Second, scholars of the European Parliament have emphasised the importance of political ideology for MEP voting behaviour. Qualitative research – drawing on single or small comparative case studies of the European Parliament’s involvement in trade negotiations and ratification procedures – seems to support this perception of MEPs as strongly ideological actors. We therefore predict that MEPs’ positions on the classic/left right, pro/anti-EU and economic liberalism/protectionism axes decisively shape their voting on trade liberalisation.
Last, following the considerable public salience and contestation of recent trade negotiations notably between the EU, United States and Canada, scholars of EU trade policy have suggested that variation in politicisation may affect MEP support for trade liberalisation. We theorise that politicisation – measured through variation in media coverage of EU trade agreements across member states – erodes support for trade liberalisation. We further assume that politicisation interacts with and amplifies the effects of economic and ideological variables on MEP voting behaviour.
At times of high politicisation, in other words, we expect Eurosceptic MEPs from economically weak regions to be even less likely to vote for trade liberalisation whereas we expect Europhile MEPs from economically strong regions to become even more supportive. The underlying assumption is that politicisation increases voter interest in MEP behaviour as well as MEP efforts to appear accountable to voters. However, it is important to note that an electoral connection at the regional level cannot be assumed in the EU context.
Results of the analysis
We find that ideological variables have the strongest effects on MEP support for trade liberalisation. MEPs from Europhile, right-wing and economically liberal parties are more likely to vote for trade liberalisation than MEPs from Eurosceptic, left-wing and protectionist parties. Further, we find that economic variables have no effect or a weak impact on MEP support for trade liberalisation. Regional unemployment rates have a significant yet relatively small negative effect on MEP support for trade liberalisation, whereas regional employment in agriculture has – to our surprise – a positive effect.
What are the broader ramifications of our research? First, our findings confirm previous qualitative research on EU trade policy that depicts the European Parliament as a political institution driven predominantly by ideological and normative considerations rather than economic interests. This suggests that the Parliament is most likely to affect outcomes of trade negotiations and the EU’s bargaining position vis-à-vis third countries with regard to “ideological” non-trade issues – such as democracy and human rights promotion or environmental and climate protection – rather than market access provisions.

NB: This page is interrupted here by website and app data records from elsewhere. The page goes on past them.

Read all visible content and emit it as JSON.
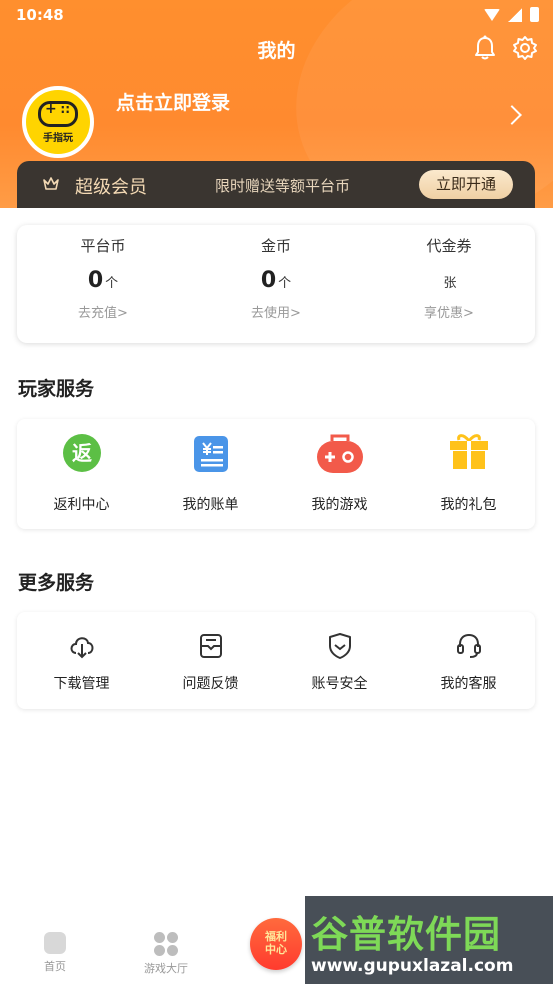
{
  "status_bar": {
    "time": "10:48"
  },
  "header": {
    "title": "我的",
    "avatar_text": "手指玩",
    "login_text": "点击立即登录"
  },
  "vip": {
    "title": "超级会员",
    "promo": "限时赠送等额平台币",
    "button": "立即开通"
  },
  "wallet": {
    "items": [
      {
        "label": "平台币",
        "value": "0",
        "unit": "个",
        "link": "去充值>"
      },
      {
        "label": "金币",
        "value": "0",
        "unit": "个",
        "link": "去使用>"
      },
      {
        "label": "代金券",
        "value": "",
        "unit": "张",
        "link": "享优惠>"
      }
    ]
  },
  "player_services": {
    "title": "玩家服务",
    "items": [
      {
        "label": "返利中心",
        "icon": "rebate-icon",
        "icon_text": "返",
        "color": "#5cbf45"
      },
      {
        "label": "我的账单",
        "icon": "bill-icon",
        "color": "#4a95e8"
      },
      {
        "label": "我的游戏",
        "icon": "gamepad-icon",
        "color": "#f25a4a"
      },
      {
        "label": "我的礼包",
        "icon": "gift-icon",
        "color": "#ffc21a"
      }
    ]
  },
  "more_services": {
    "title": "更多服务",
    "items": [
      {
        "label": "下载管理",
        "icon": "download-icon"
      },
      {
        "label": "问题反馈",
        "icon": "feedback-icon"
      },
      {
        "label": "账号安全",
        "icon": "shield-icon"
      },
      {
        "label": "我的客服",
        "icon": "headset-icon"
      }
    ]
  },
  "tabbar": {
    "items": [
      {
        "label": "首页",
        "icon": "home-icon"
      },
      {
        "label": "游戏大厅",
        "icon": "grid-icon"
      },
      {
        "label": "福利\n中心",
        "icon": "welfare-icon"
      }
    ]
  },
  "watermark": {
    "main": "谷普软件园",
    "url": "www.gupuxlazal.com"
  },
  "colors": {
    "accent": "#ff8c2f",
    "vip_bg": "#3a3530",
    "vip_gold": "#f3d9b4"
  }
}
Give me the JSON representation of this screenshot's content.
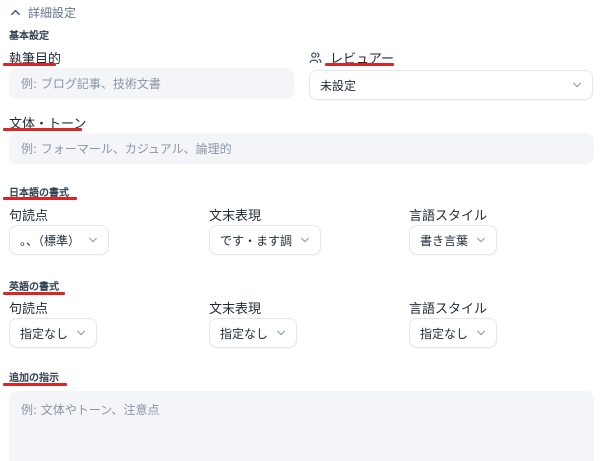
{
  "details_toggle": "詳細設定",
  "basic": {
    "heading": "基本設定",
    "writing_purpose": {
      "label": "執筆目的",
      "placeholder": "例: ブログ記事、技術文書"
    },
    "reviewer": {
      "label": "レビュアー",
      "value": "未設定"
    },
    "style_tone": {
      "label": "文体・トーン",
      "placeholder": "例: フォーマール、カジュアル、論理的"
    }
  },
  "japanese_format": {
    "heading": "日本語の書式",
    "punctuation": {
      "label": "句読点",
      "value": "。、（標準）"
    },
    "sentence_ending": {
      "label": "文末表現",
      "value": "です・ます調"
    },
    "language_style": {
      "label": "言語スタイル",
      "value": "書き言葉"
    }
  },
  "english_format": {
    "heading": "英語の書式",
    "punctuation": {
      "label": "句読点",
      "value": "指定なし"
    },
    "sentence_ending": {
      "label": "文末表現",
      "value": "指定なし"
    },
    "language_style": {
      "label": "言語スタイル",
      "value": "指定なし"
    }
  },
  "additional": {
    "heading": "追加の指示",
    "placeholder": "例: 文体やトーン、注意点"
  },
  "colors": {
    "accent_underline": "#dc2626",
    "input_bg": "#f3f5f9",
    "muted_text": "#8a95a6"
  }
}
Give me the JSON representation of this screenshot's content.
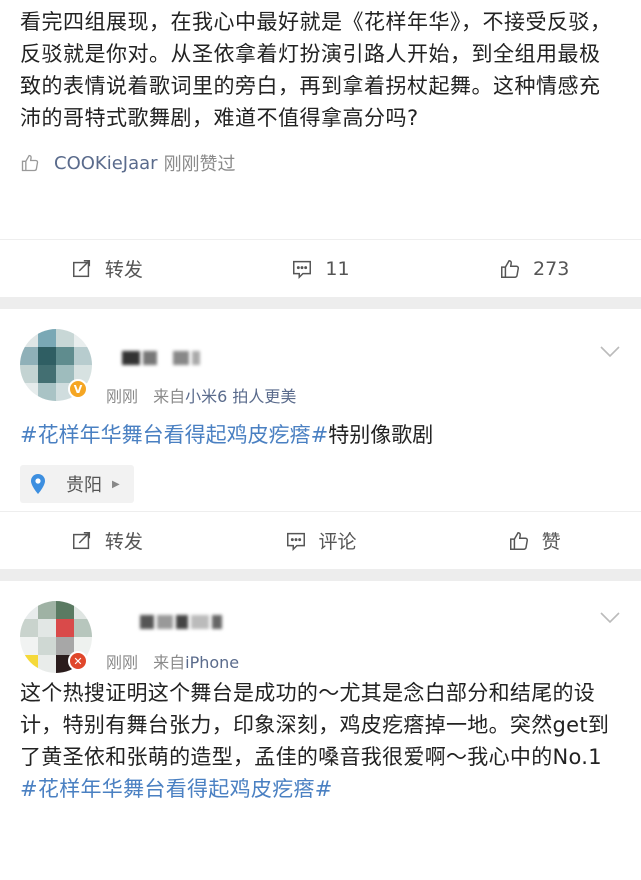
{
  "post1": {
    "text": "看完四组展现，在我心中最好就是《花样年华》，不接受反驳，反驳就是你对。从圣依拿着灯扮演引路人开始，到全组用最极致的表情说着歌词里的旁白，再到拿着拐杖起舞。这种情感充沛的哥特式歌舞剧，难道不值得拿高分吗?",
    "liked_user": "COOKieJaar",
    "liked_suffix": "刚刚赞过",
    "repost_label": "转发",
    "comment_count": "11",
    "like_count": "273"
  },
  "post2": {
    "time": "刚刚",
    "from_prefix": "来自",
    "source": "小米6 拍人更美",
    "hashtag": "#花样年华舞台看得起鸡皮疙瘩#",
    "text": "特别像歌剧",
    "location": "贵阳",
    "repost_label": "转发",
    "comment_label": "评论",
    "like_label": "赞"
  },
  "post3": {
    "time": "刚刚",
    "from_prefix": "来自",
    "source": "iPhone",
    "text": "这个热搜证明这个舞台是成功的～尤其是念白部分和结尾的设计，特别有舞台张力，印象深刻，鸡皮疙瘩掉一地。突然get到了黄圣依和张萌的造型，孟佳的嗓音我很爱啊～我心中的No.1 ",
    "hashtag": "#花样年华舞台看得起鸡皮疙瘩#"
  },
  "colors": {
    "link": "#4a80c2",
    "username": "#5a6b8c",
    "meta_gray": "#8a8a8a",
    "divider": "#ededed",
    "verified_orange": "#f5a623",
    "verified_red": "#e0472b"
  }
}
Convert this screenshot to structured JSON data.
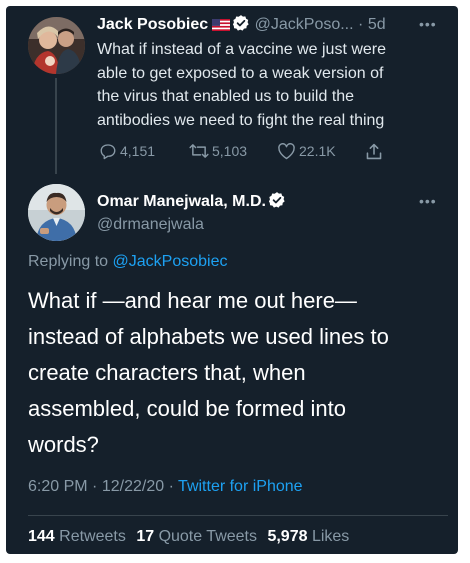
{
  "parent_tweet": {
    "display_name": "Jack Posobiec",
    "flag_icon": "us-flag-icon",
    "verified_icon": "verified-badge-icon",
    "handle": "@JackPoso...",
    "separator": "·",
    "time_ago": "5d",
    "more_icon": "more-dots-icon",
    "text_lines": [
      "What if instead of a vaccine we just were",
      "able to get exposed to a weak version of",
      "the virus that enabled us to build the",
      "antibodies we need to fight the real thing"
    ],
    "replies": "4,151",
    "retweets": "5,103",
    "likes": "22.1K",
    "reply_icon": "reply-bubble-icon",
    "retweet_icon": "retweet-icon",
    "like_icon": "heart-icon",
    "share_icon": "share-icon"
  },
  "main_tweet": {
    "display_name": "Omar Manejwala, M.D.",
    "verified_icon": "verified-badge-icon",
    "handle": "@drmanejwala",
    "more_icon": "more-dots-icon",
    "replying_prefix": "Replying to",
    "replying_to": "@JackPosobiec",
    "text_lines": [
      "What if —and hear me out here—",
      "instead of alphabets we used lines to",
      "create characters that, when",
      "assembled, could be formed into",
      "words?"
    ],
    "time": "6:20 PM",
    "date": "12/22/20",
    "meta_separator": "·",
    "source": "Twitter for iPhone",
    "retweets_count": "144",
    "retweets_label": "Retweets",
    "quote_count": "17",
    "quote_label": "Quote Tweets",
    "likes_count": "5,978",
    "likes_label": "Likes"
  },
  "colors": {
    "background": "#15202b",
    "primary_text": "#ffffff",
    "secondary_text": "#8899a6",
    "link": "#1da1f2",
    "divider": "#38444d"
  }
}
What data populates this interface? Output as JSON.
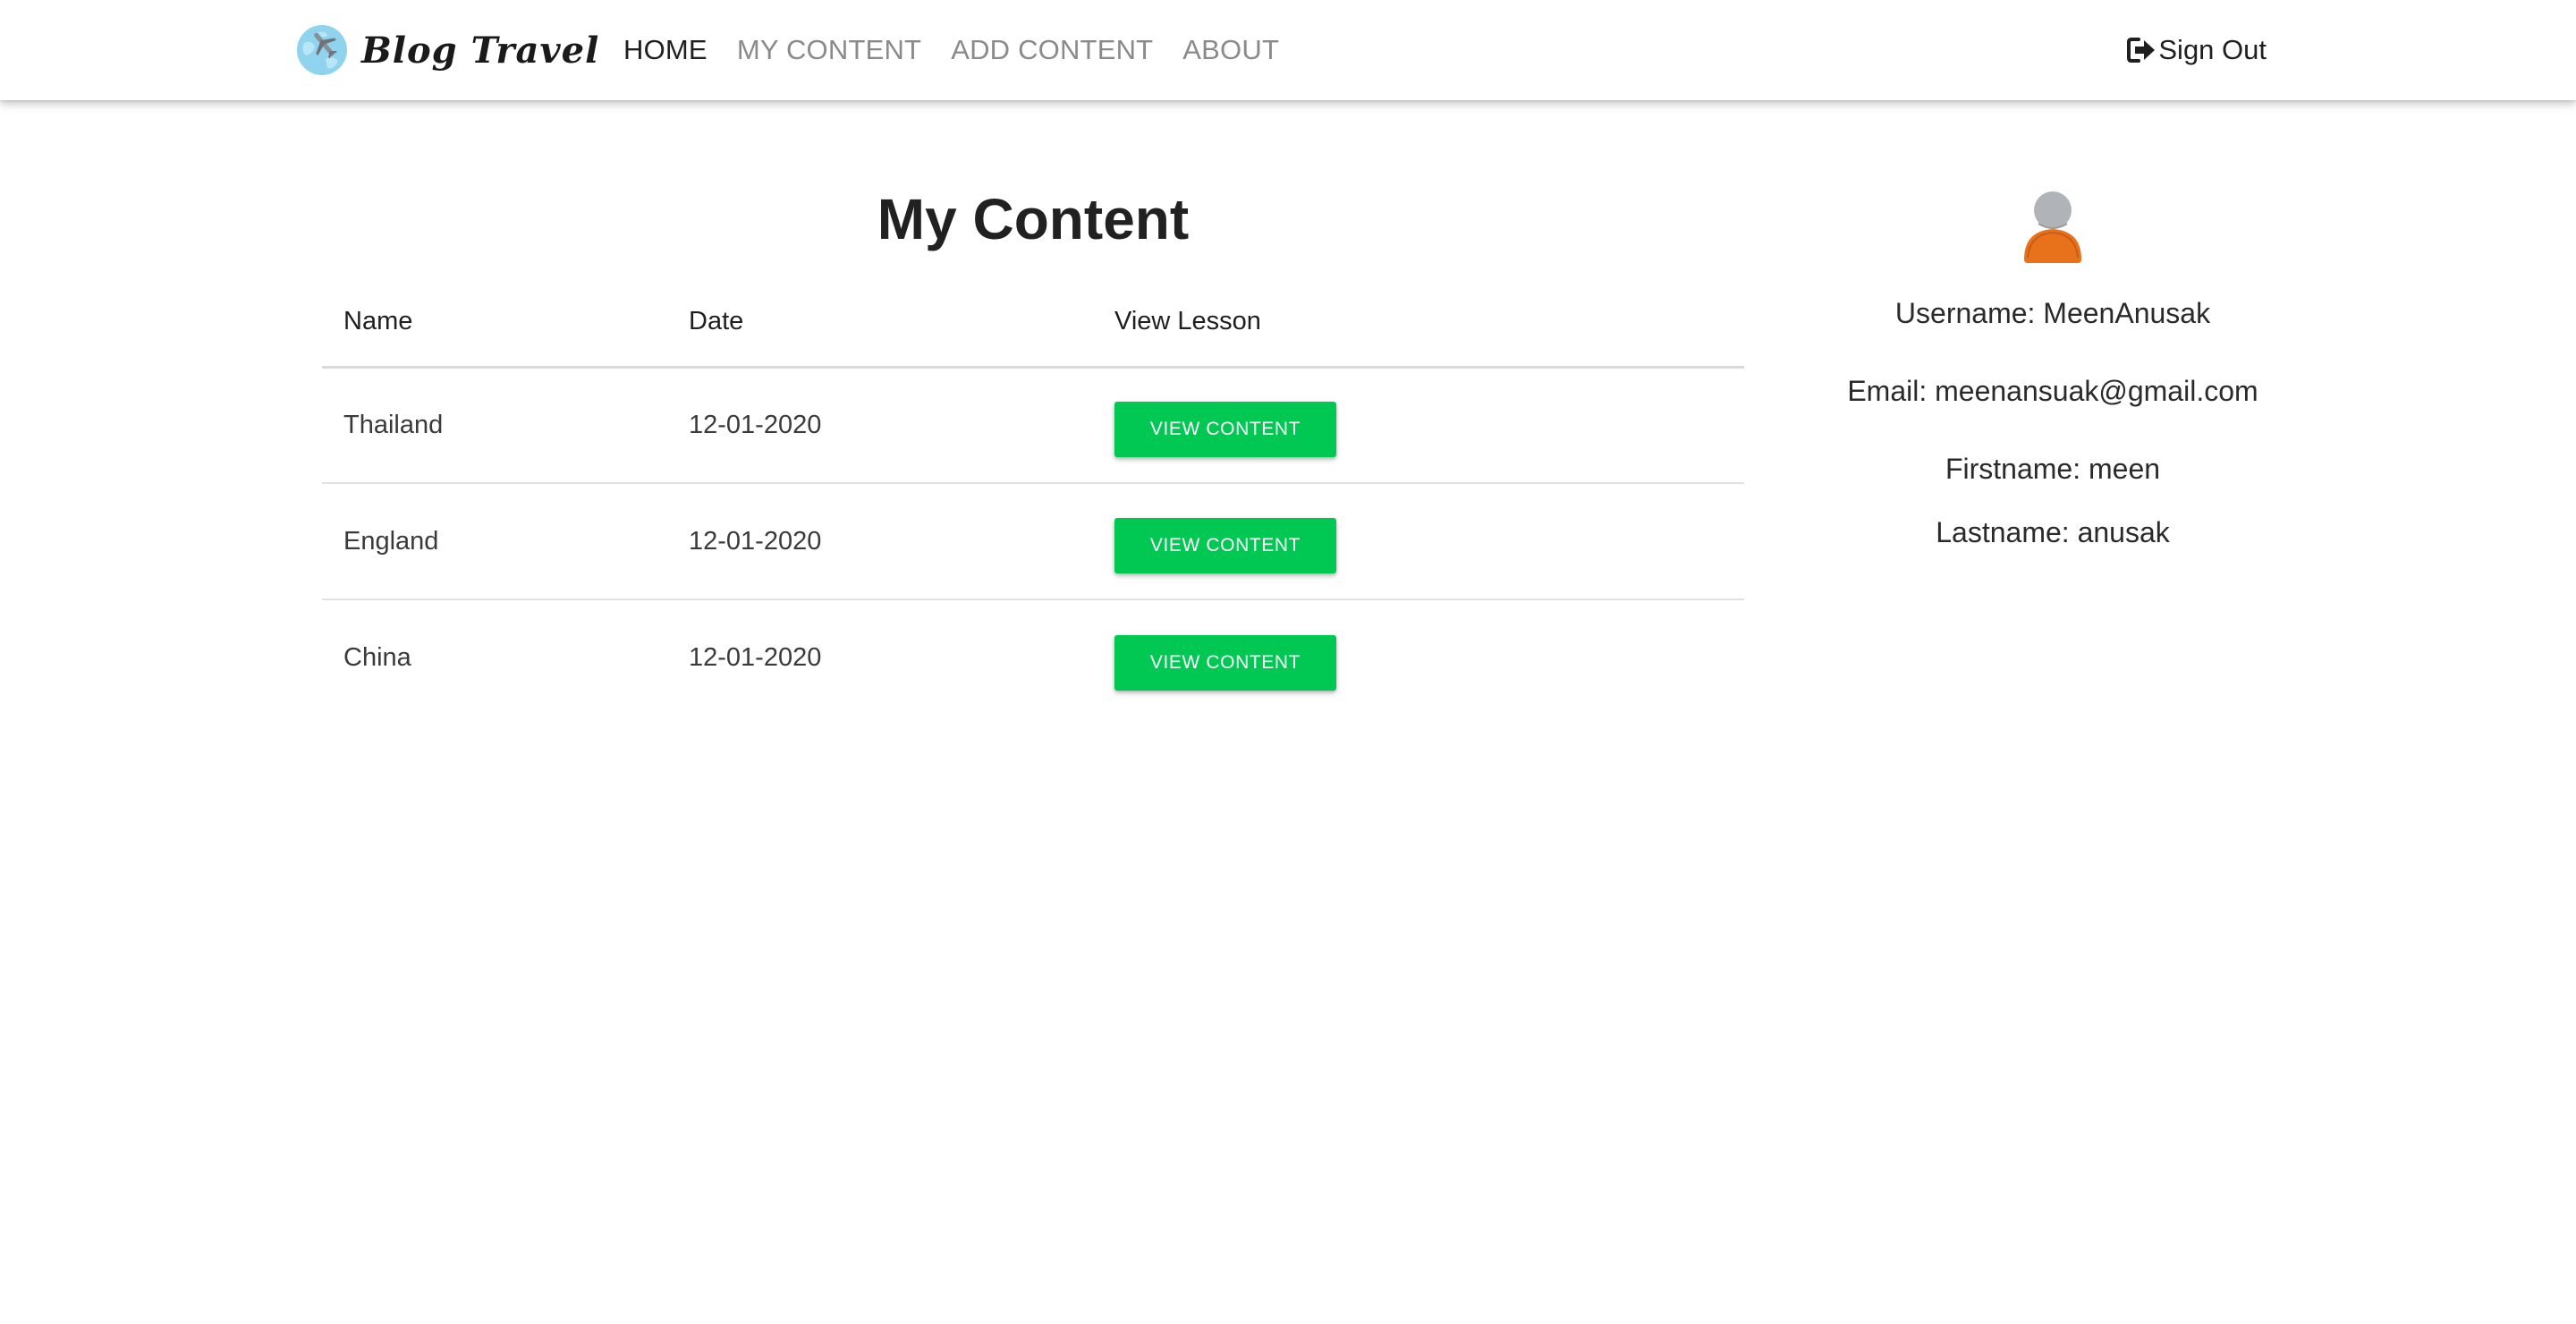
{
  "nav": {
    "brand": "Blog Travel",
    "brand_logo_icon": "globe-airplane-logo",
    "links": [
      {
        "label": "HOME",
        "active": true
      },
      {
        "label": "MY CONTENT",
        "active": false
      },
      {
        "label": "ADD CONTENT",
        "active": false
      },
      {
        "label": "ABOUT",
        "active": false
      }
    ],
    "signout_label": "Sign Out",
    "signout_icon": "sign-out-icon"
  },
  "main": {
    "title": "My Content",
    "table": {
      "headers": [
        "Name",
        "Date",
        "View Lesson"
      ],
      "rows": [
        {
          "name": "Thailand",
          "date": "12-01-2020",
          "button": "VIEW CONTENT"
        },
        {
          "name": "England",
          "date": "12-01-2020",
          "button": "VIEW CONTENT"
        },
        {
          "name": "China",
          "date": "12-01-2020",
          "button": "VIEW CONTENT"
        }
      ]
    }
  },
  "profile": {
    "avatar_icon": "user-avatar-icon",
    "username": "Username: MeenAnusak",
    "email": "Email: meenansuak@gmail.com",
    "firstname": "Firstname: meen",
    "lastname": "Lastname: anusak"
  },
  "colors": {
    "button": "#00c853",
    "nav_active": "#1f1f1f",
    "nav_inactive": "#8a8a8a",
    "avatar_body": "#e8721c",
    "avatar_head": "#b0b4b8"
  }
}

Second, our findings expose a flaw in political economy research on trade policy. The US-centric literature assumes strong personal ties between the electorate and parliamentarians, who thus should be responsive to regional economic interests. However, in the EU context – and indeed in many proportional electoral systems – this personal accountability relationship is less developed than in majoritarian systems, which likely explains the limited responsiveness of MEPs to regional economic conditions. As the European Parliament decisively shapes EU trade policy and the EU is a key player in the global trade regime, these findings cannot be discarded as a mere outlier but require us to reconsider our vision of parliaments in political economy models of trade policy.
Last, many of the effects that we observe are weak and depend on model specifications, which suggests that additional research is needed to solidify our understanding of MEP voting on trade liberalisation and policy.
For more information, see the authors’ accompanying paper at the Journal of European Public Policy